The Supreme Court may get another chance to muck things up if the case which is working its way through the federal court system makes its way to Washington. Before the GOP got its butt handed to them in the 2018 election, Republicans repealed the individual mandate as part of their tax "reform" legislation.  This afforded those diehard Obamacare haters to file suit which basically says that since there is no more individual mandate, there is no tax, and thus the whole of Obamacare is unconstitutional.  A federal judge in Texas agreed, but his ruling is on hold pending appeal.

Repeal and Replace

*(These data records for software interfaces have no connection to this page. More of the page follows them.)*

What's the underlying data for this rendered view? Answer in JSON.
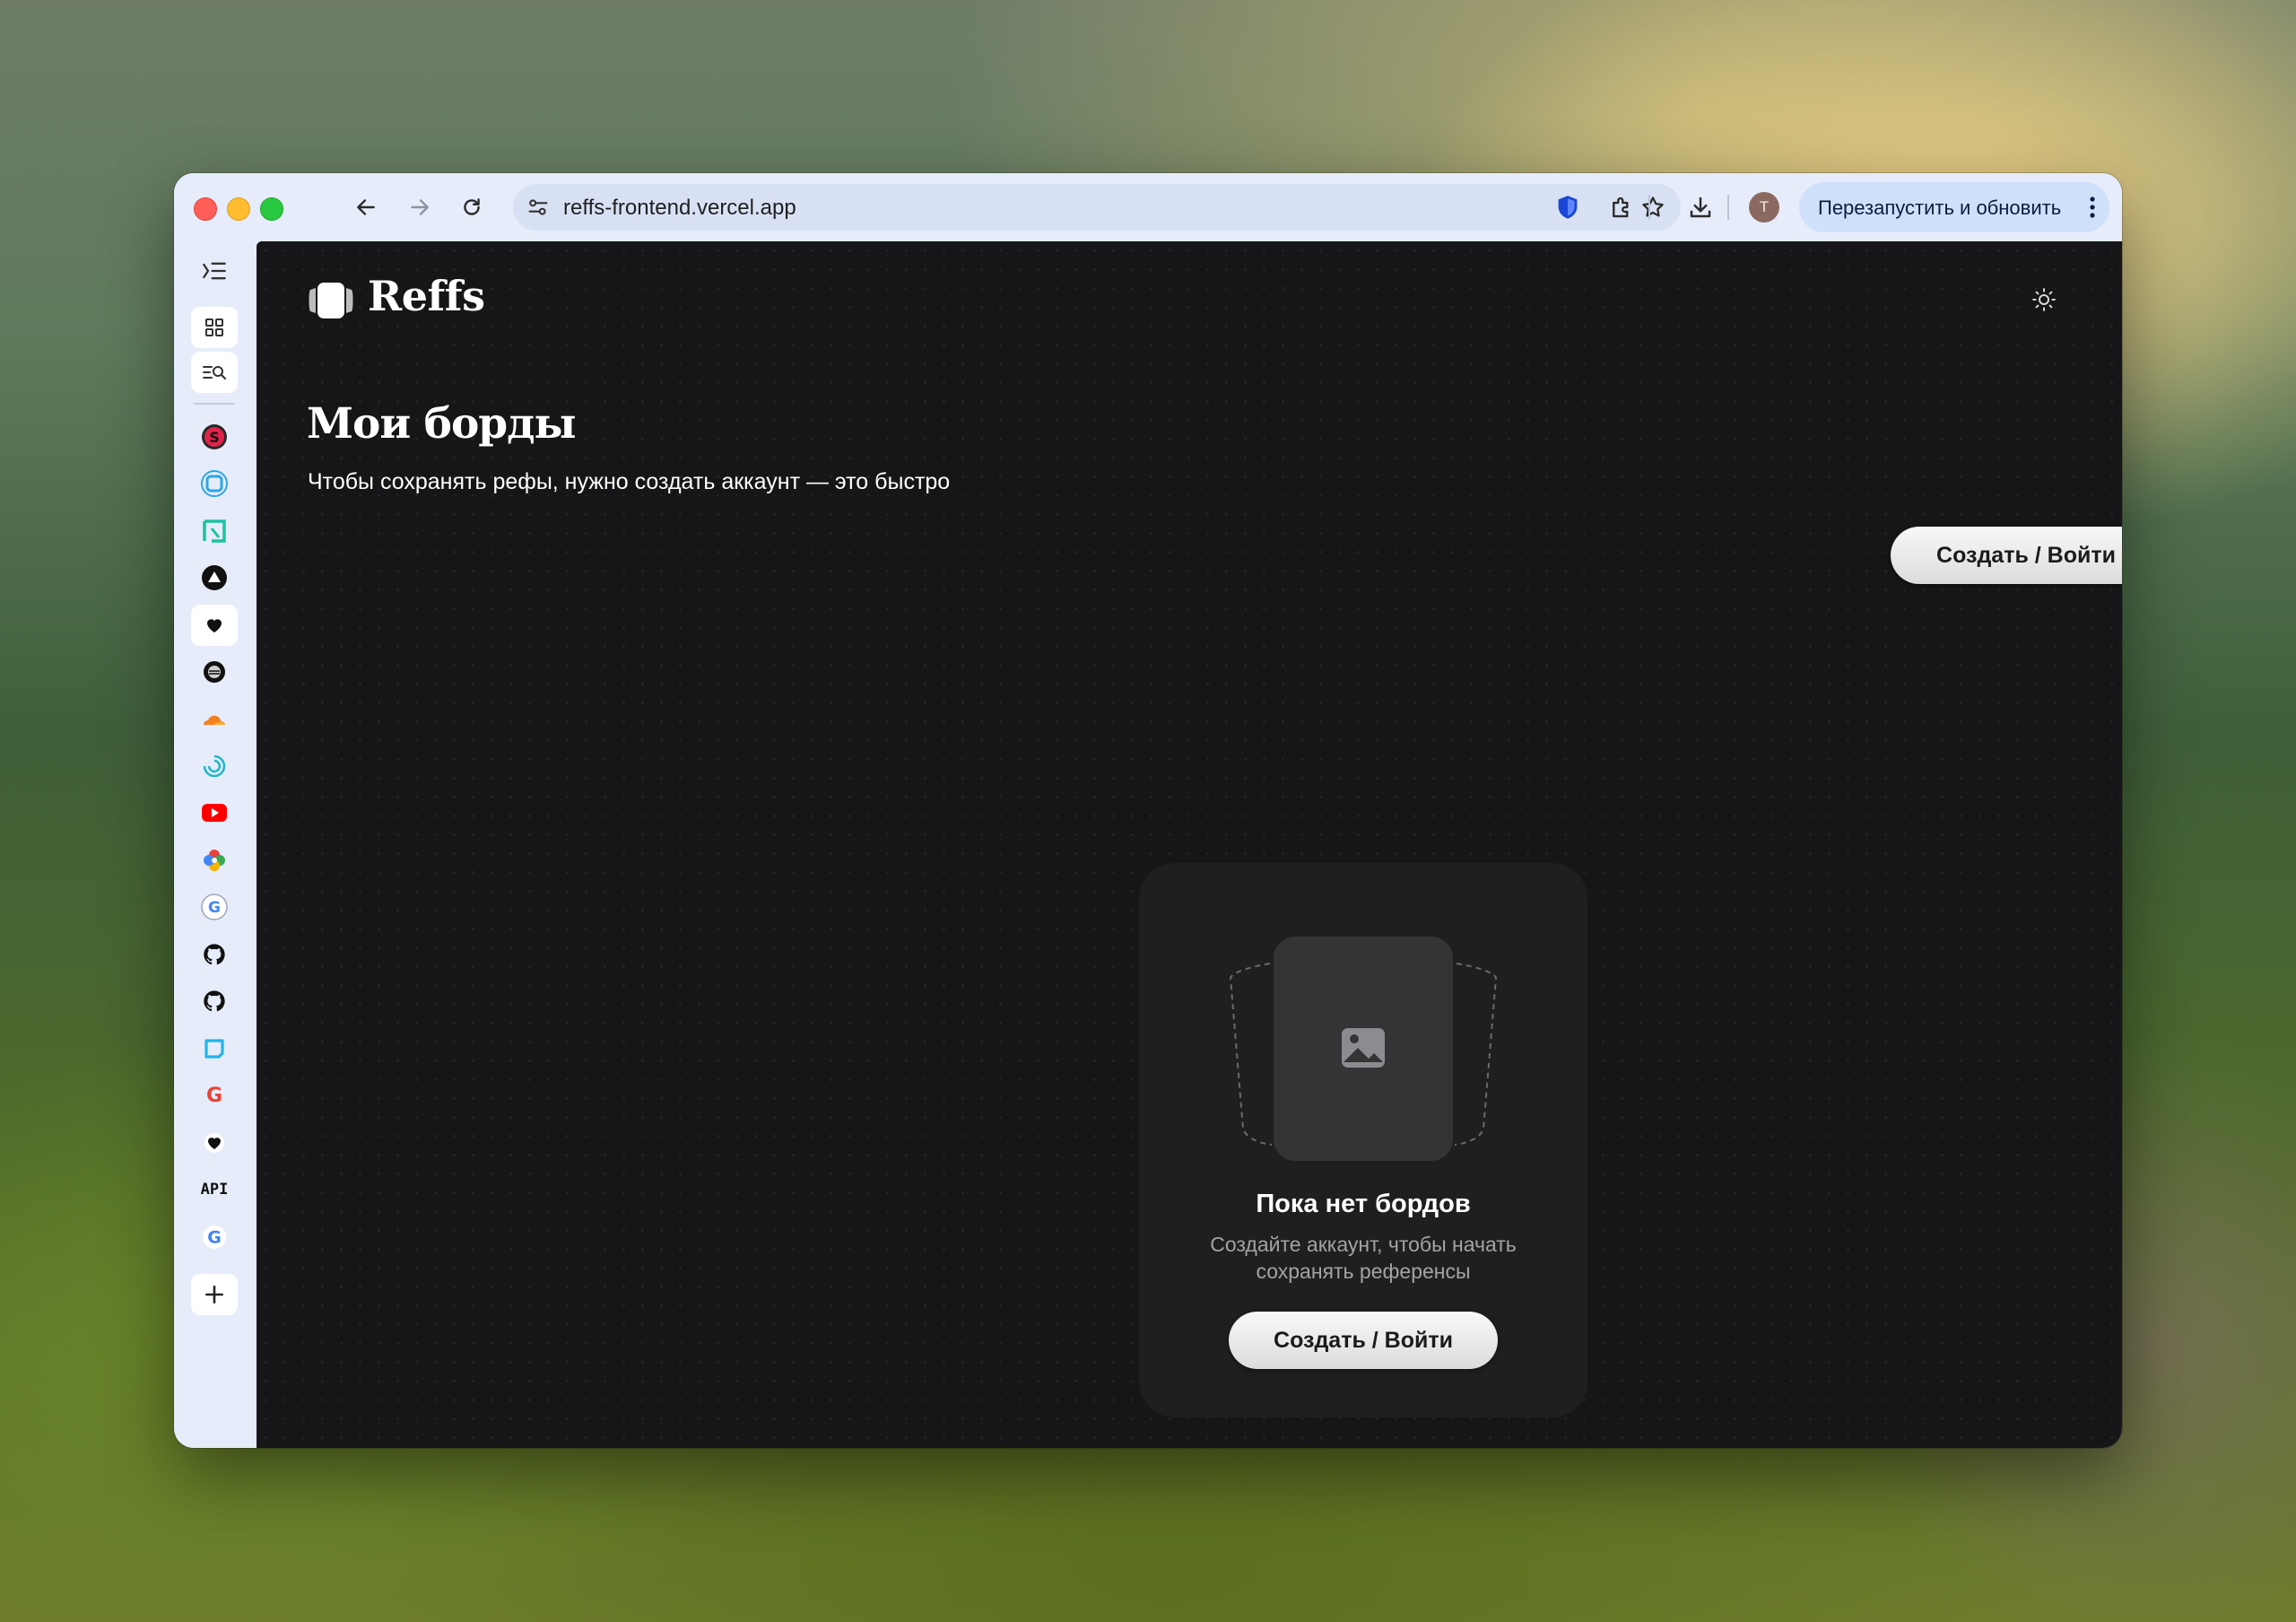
{
  "browser": {
    "url": "reffs-frontend.vercel.app",
    "profile_initial": "T",
    "relaunch_label": "Перезапустить и обновить",
    "toolbar_icons": [
      "back-icon",
      "forward-icon",
      "reload-icon",
      "site-settings-icon",
      "star-icon",
      "shield-extension-icon",
      "extensions-icon",
      "download-icon",
      "more-icon"
    ]
  },
  "sidebar": {
    "items": [
      "sidebar-toggle-icon",
      "grid-icon",
      "search-list-icon",
      "app-s-icon",
      "app-square-icon",
      "app-notion-icon",
      "app-triangle-icon",
      "app-heart-icon",
      "app-dots-icon",
      "cloudflare-icon",
      "app-swirl-icon",
      "youtube-icon",
      "app-flower-icon",
      "google-icon",
      "github-icon",
      "github-icon",
      "app-blue-square-icon",
      "google-icon",
      "app-heart-icon",
      "api-icon",
      "google-icon",
      "add-icon"
    ],
    "api_label": "API"
  },
  "app": {
    "logo_text": "Reffs",
    "title": "Мои борды",
    "subtitle": "Чтобы сохранять рефы, нужно создать аккаунт — это быстро",
    "cta_label": "Создать / Войти",
    "empty_state": {
      "title": "Пока нет бордов",
      "text": "Создайте аккаунт, чтобы начать сохранять референсы",
      "button_label": "Создать / Войти"
    }
  },
  "colors": {
    "app_background": "#161618",
    "card_background": "#1f1f21",
    "chrome_background": "#e6ecf9",
    "relaunch_button": "#cfe0fb"
  }
}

Repeal and Replace has been the mantra of Republicans for years when it comes to Obamacare.  While this slogan carried some weight when the GOP first coined the phrase, it no longer excites crowds, except for true believers.  This lack of favor came for two major reasons --- Republicans had no "replacement" and Obamacare now usually polls at least fifteen points on the positive side.  It seems like people are happy with the law's prohibition of discriminating against people with pre-existing conditions, keeping children on their plans until age 26, the subsidies, and the elimination of junk insurance plans.  The jury is also in on premium costs because even though health insurance costs continue to rise, the rate of increase has slowed dramatically.

The basic reason for passing Obamacare was to increase the number of individuals with health coverage.  Health insurance would no longer be a luxury only for those who could pay the bill.  Hard working individuals would now be able to go to get medical care without having to "tough it out" and pray for the best or get medical care and then seek bankruptcy protection.  At least 20 million people now have health insurance who wouldn't without Obamacare, and the GOP and President Donald Trump have no plan to cover these people.  Health Savings Accounts ain't gonna do it.

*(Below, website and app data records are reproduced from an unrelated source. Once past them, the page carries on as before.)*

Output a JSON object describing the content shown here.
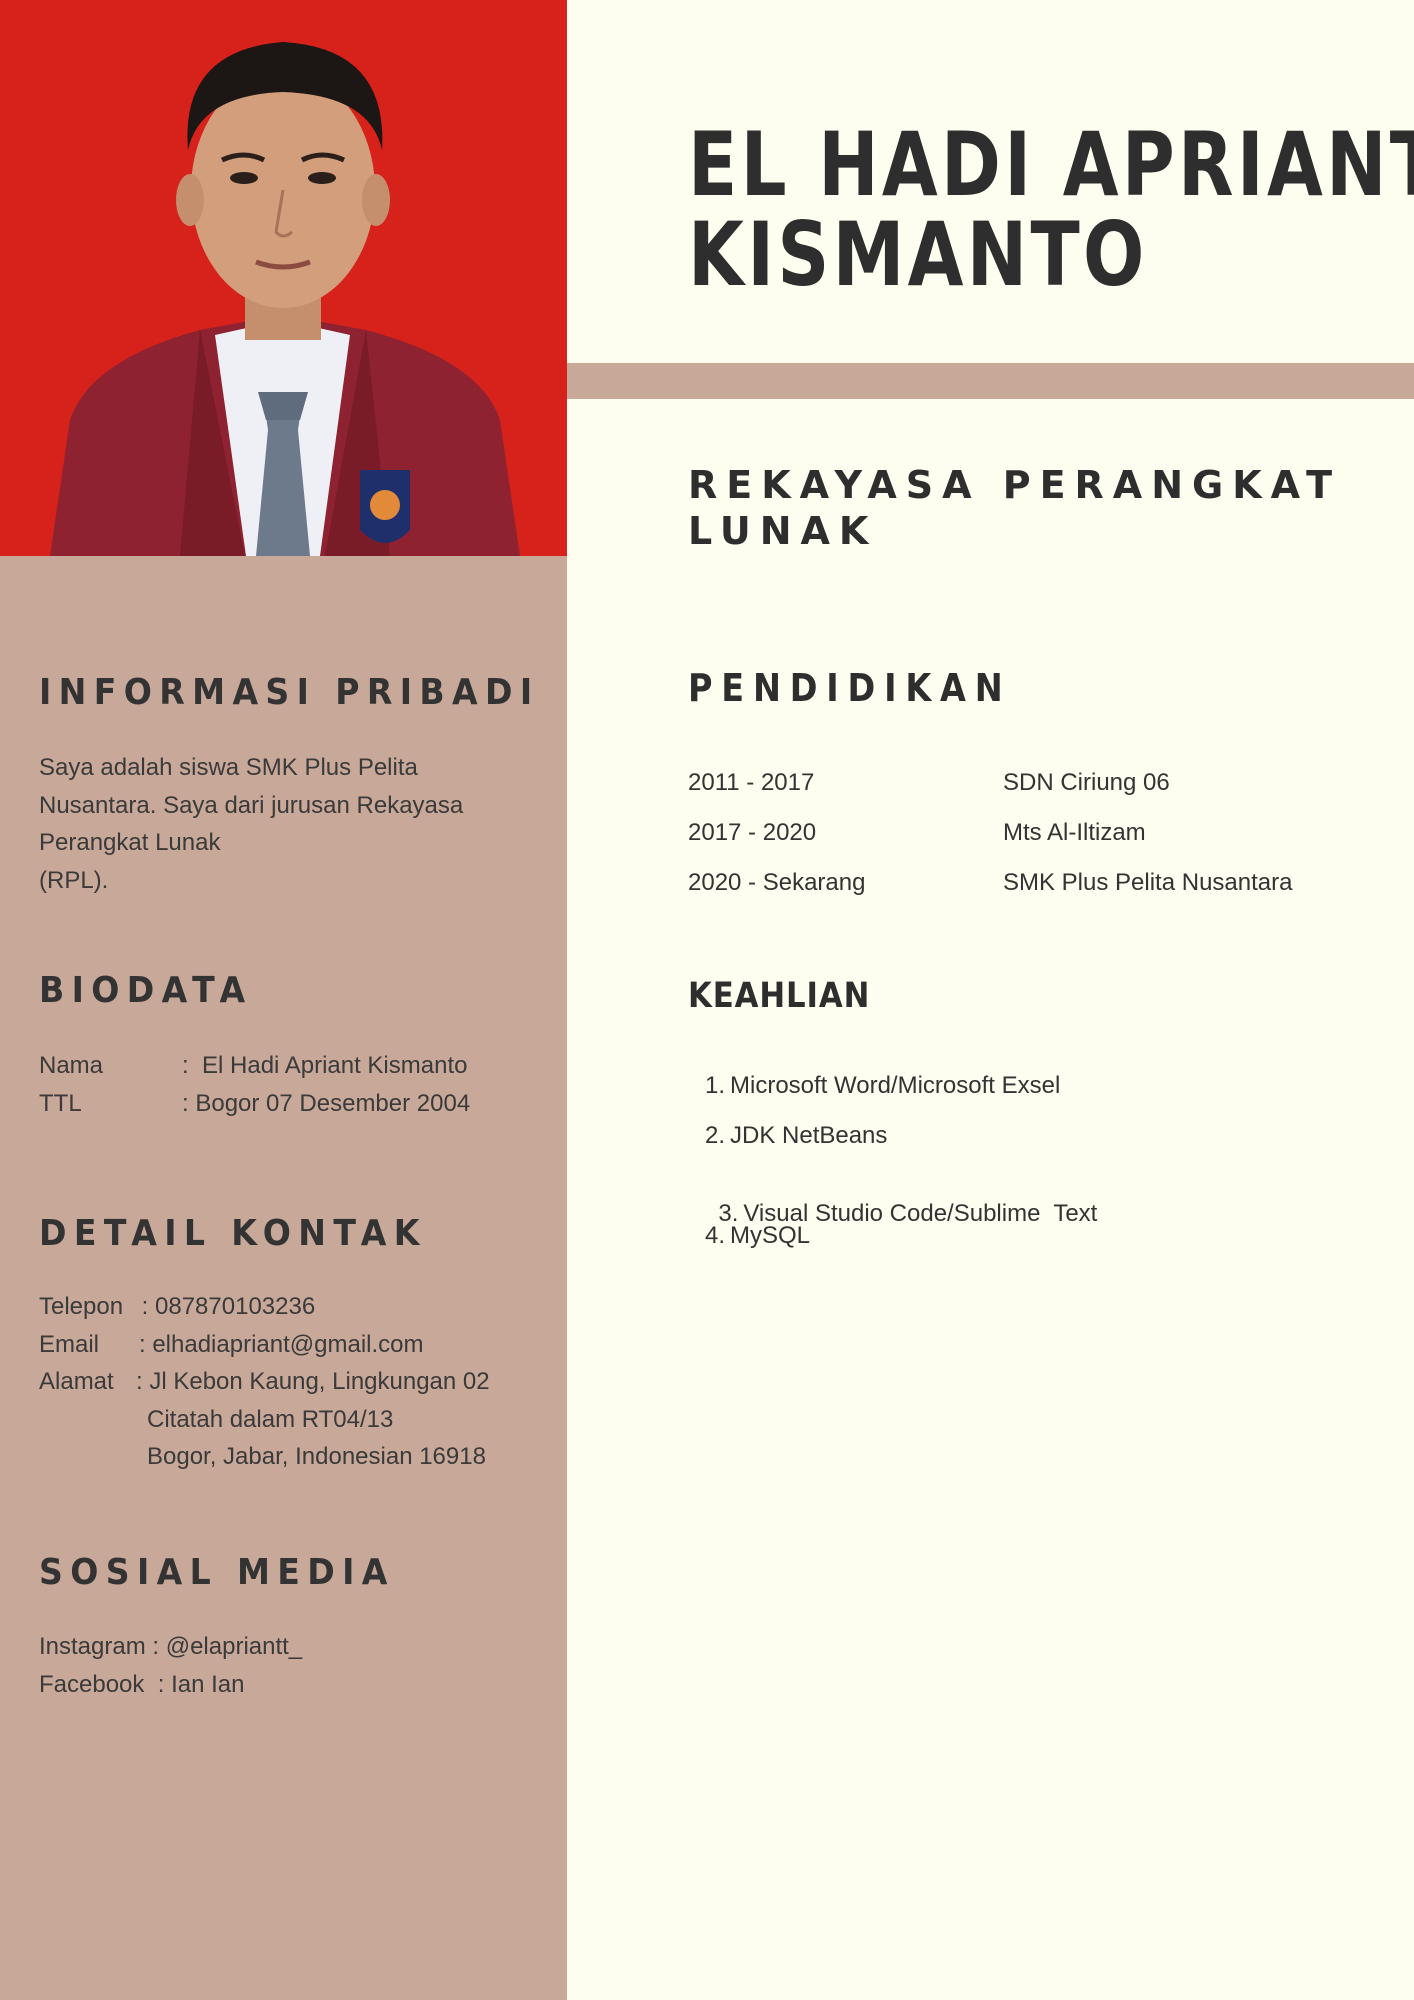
{
  "header": {
    "name_line1": "EL HADI APRIANT",
    "name_line2": "KISMANTO",
    "role_line1": "REKAYASA PERANGKAT",
    "role_line2": "LUNAK"
  },
  "sidebar": {
    "informasi": {
      "heading": "INFORMASI PRIBADI",
      "lines": [
        "Saya adalah siswa SMK Plus Pelita",
        "Nusantara. Saya dari jurusan Rekayasa",
        "Perangkat Lunak",
        "(RPL)."
      ]
    },
    "biodata": {
      "heading": "BIODATA",
      "rows": [
        {
          "label": "Nama",
          "value": ":  El Hadi Apriant Kismanto"
        },
        {
          "label": "TTL",
          "value": ": Bogor 07 Desember 2004"
        }
      ]
    },
    "kontak": {
      "heading": "DETAIL KONTAK",
      "rows": [
        {
          "label": "Telepon",
          "value": " : 087870103236"
        },
        {
          "label": "Email",
          "value": ": elhadiapriant@gmail.com"
        },
        {
          "label": "Alamat",
          "value": ": Jl Kebon Kaung, Lingkungan 02"
        }
      ],
      "address_cont": [
        "Citatah dalam  RT04/13",
        "Bogor, Jabar, Indonesian 16918"
      ]
    },
    "sosial": {
      "heading": "SOSIAL MEDIA",
      "lines": [
        "Instagram : @elapriantt_",
        "Facebook  : Ian Ian"
      ]
    }
  },
  "pendidikan": {
    "heading": "PENDIDIKAN",
    "rows": [
      {
        "years": "2011 - 2017",
        "school": "SDN Ciriung 06"
      },
      {
        "years": "2017 - 2020",
        "school": "Mts Al-Iltizam"
      },
      {
        "years": "2020 - Sekarang",
        "school": "SMK Plus Pelita Nusantara"
      }
    ]
  },
  "keahlian": {
    "heading": "KEAHLIAN",
    "items": [
      {
        "num": "1.",
        "text": "Microsoft Word/Microsoft Exsel"
      },
      {
        "num": "2.",
        "text": "JDK NetBeans"
      },
      {
        "num": "3.",
        "text": "Visual Studio Code/Sublime  Text"
      },
      {
        "num": "4.",
        "text": "MySQL"
      }
    ]
  },
  "colors": {
    "sidebar": "#c8a898",
    "photo_background": "#d6221b",
    "page_background": "#fdfdf0",
    "text": "#333333"
  }
}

Where do we go from here?

Obamacare is here to stay, and thankfully so.  Millions of Americans now have health insurance who could never afford it.  One of the groups who benefit the most from Obamacare are those "small business people" the GOP loves to canonize.  It is not uncommon for a family health insurance plan to cost as much as $3000 a month, that $36,000 a year for those of you scoring at home.

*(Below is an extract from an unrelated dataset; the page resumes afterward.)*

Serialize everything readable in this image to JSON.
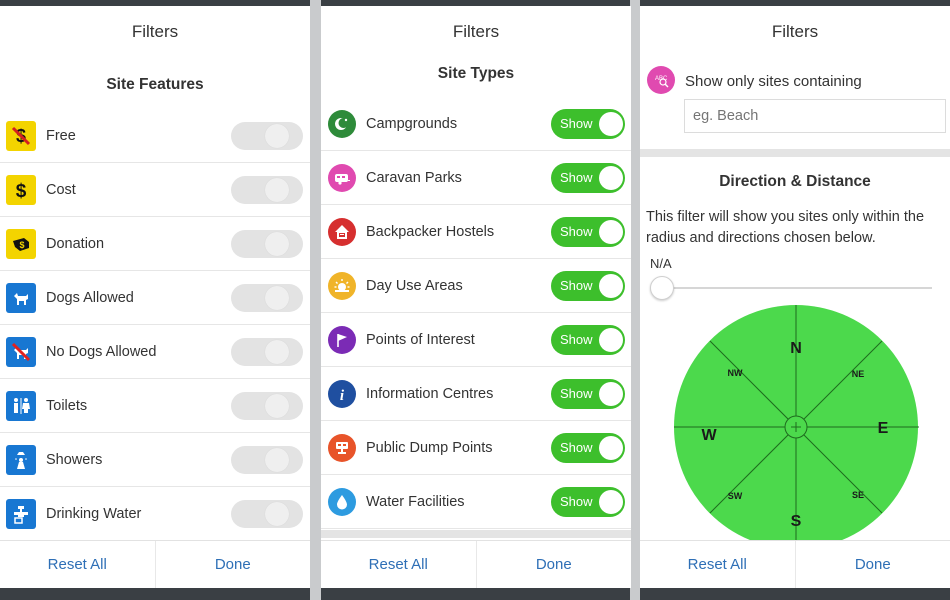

A small businessman (making $60,000 a year) with a family of four would have to pay about $2000 a month for a family health insurance plan.  Under Obamacare, that small businessman would now get that same coverage for about $400 a month.  Now he can make that business grow and not have about being forced into bankruptcy by health insurance premiums or bills from an unexpected illness.

President Trump has promised a "really good" health insurance plan both on the campaign trail and now since he's instructed the Justice Department to join GOP Attorneys General in support of striking down Obamacare.  He recently said, the GOP will become the "party of healthcare."  This ain't gonna happen if you don't have a plan.  Trump's die-hard bases might take him on his word about healthcare, but a good majority of the American people won't.

Buzz and I are in agreement with a vast majority of the American people.  Fix Obamacare and don't throw the baby out with the bath water. Obamacare is not perfect, but it is so, so much better than what we had before.  Millions of more Americans are covered, and that's a great start.  Let's start tweaking it to cover even more Americans.